INPUT RECORDS ->
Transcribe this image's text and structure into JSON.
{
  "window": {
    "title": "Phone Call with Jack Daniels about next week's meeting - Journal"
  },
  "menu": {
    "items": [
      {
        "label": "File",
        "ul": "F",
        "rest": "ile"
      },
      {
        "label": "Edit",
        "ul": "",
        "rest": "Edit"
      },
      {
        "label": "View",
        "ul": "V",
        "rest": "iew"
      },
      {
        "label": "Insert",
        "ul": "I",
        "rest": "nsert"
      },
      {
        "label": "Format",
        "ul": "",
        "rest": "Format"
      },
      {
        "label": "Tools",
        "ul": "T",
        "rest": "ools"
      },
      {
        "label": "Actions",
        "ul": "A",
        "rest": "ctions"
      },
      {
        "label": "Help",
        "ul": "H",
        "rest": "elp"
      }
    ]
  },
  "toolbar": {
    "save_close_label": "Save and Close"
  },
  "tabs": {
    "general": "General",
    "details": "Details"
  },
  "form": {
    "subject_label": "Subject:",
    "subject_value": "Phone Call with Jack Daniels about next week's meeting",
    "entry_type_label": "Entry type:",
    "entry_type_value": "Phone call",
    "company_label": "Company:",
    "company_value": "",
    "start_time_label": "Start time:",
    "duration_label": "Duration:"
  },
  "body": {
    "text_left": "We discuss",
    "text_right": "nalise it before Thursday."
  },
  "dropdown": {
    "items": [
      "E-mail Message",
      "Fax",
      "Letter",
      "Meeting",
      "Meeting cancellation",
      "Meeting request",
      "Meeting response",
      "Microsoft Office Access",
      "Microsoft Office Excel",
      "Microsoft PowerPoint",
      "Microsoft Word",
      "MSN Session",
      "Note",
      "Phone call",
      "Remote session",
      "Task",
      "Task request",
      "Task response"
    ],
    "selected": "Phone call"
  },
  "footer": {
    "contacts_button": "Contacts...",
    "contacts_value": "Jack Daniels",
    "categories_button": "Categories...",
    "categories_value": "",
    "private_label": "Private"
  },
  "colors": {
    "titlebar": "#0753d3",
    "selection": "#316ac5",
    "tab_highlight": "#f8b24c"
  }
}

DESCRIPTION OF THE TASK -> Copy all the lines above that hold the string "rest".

THE COMPLETED TASK ->
        "rest": "ile"
        "rest": "Edit"
        "rest": "iew"
        "rest": "nsert"
        "rest": "Format"
        "rest": "ools"
        "rest": "ctions"
        "rest": "elp"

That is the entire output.